Recently, better understanding of the egg cell has led to successful freezing. Experience is still limited. Only 300 births have been reported thus far worldwide with no evidence of birth defects resulting from the procedure.  The process involves the use of ovulation drugs similar to those used for standard IVF. Eggs are retrieved and frozen prior to being fertilized. The eggs can then be kept for prolonged periods without any deterioration.  When needed, the eggs are thawed, fertilized, and transferred, again the same as with standard IVF.


In Vitro Maturation of Eggs (IVM)

The IVF procedure includes the use of ovulation drugs in order to help develop and mature a large number of eggs. Those eggs are then retrieved and fertilized. There are certain drawbacks to the fertility drugs, particularly the gonadotropins that are used for IVF.  The drugs have to be administered by injection; side effects are not uncommon and on occasion can be serious (hysperstimulation). In addition, there is some theoretical concern of long-term side effects with prolonged exposure to these drugs.

The idea of performing IVF without drugs is therefore very attractive.  In IVM, egg retrieval is performed using a minimal dose of medications or no drugs at all. In most cases up to 10 eggs can be retrieved. Those eggs are immature and need to be treated with the same fertility drugs in order to achieve maturation. Only then can they be fertilized and grown into healthy embryos. Despite repeated attempts over the years, the success of this procedure is still limited, probably due to gaps in our understanding of the normal process of egg maturation. It remains, however, a very promising technique.

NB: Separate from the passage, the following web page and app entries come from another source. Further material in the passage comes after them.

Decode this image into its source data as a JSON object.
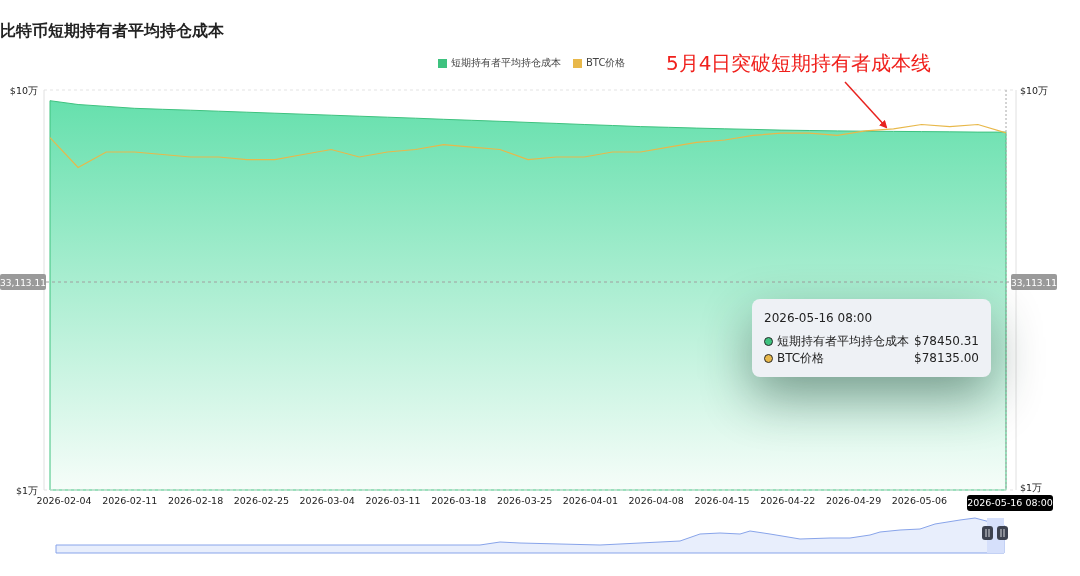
{
  "title": "比特币短期持有者平均持仓成本",
  "chart": {
    "legend": [
      {
        "name": "短期持有者平均持仓成本",
        "color": "#3ec27f"
      },
      {
        "name": "BTC价格",
        "color": "#e8b84a"
      }
    ],
    "annotation": "5月4日突破短期持有者成本线",
    "left_axis_labels": [
      "$10万",
      "$1万"
    ],
    "right_axis_labels": [
      "$10万",
      "$1万"
    ],
    "x_axis_labels": [
      "2026-02-04",
      "2026-02-11",
      "2026-02-18",
      "2026-02-25",
      "2026-03-04",
      "2026-03-11",
      "2026-03-18",
      "2026-03-25",
      "2026-04-01",
      "2026-04-08",
      "2026-04-15",
      "2026-04-22",
      "2026-04-29",
      "2026-05-06"
    ],
    "crosshair": {
      "x_label": "2026-05-16 08:00",
      "y_labels": [
        "33,113.11",
        "33,113.11"
      ]
    },
    "tooltip": {
      "date": "2026-05-16 08:00",
      "rows": [
        {
          "label": "短期持有者平均持仓成本",
          "value": "$78450.31",
          "color": "#3ec27f"
        },
        {
          "label": "BTC价格",
          "value": "$78135.00",
          "color": "#e8b84a"
        }
      ]
    }
  }
}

IVF is rapidly evolving. Major improvements have been made but apparently much remains to be learned.  For the infertile couple, these advancements can mean easier access to therapy and better outcomes.  The key to success is proper diagnosis of the cause of infertility and the application of new technology when appropriate.


Dr. Gad Lavy, MD, FACOG, is the founder and

Medical Director for New England Fertility Institute and

Lifeline Cryogenics.  Dr. Lavy can be reached

at GLavy or 203-325-3200.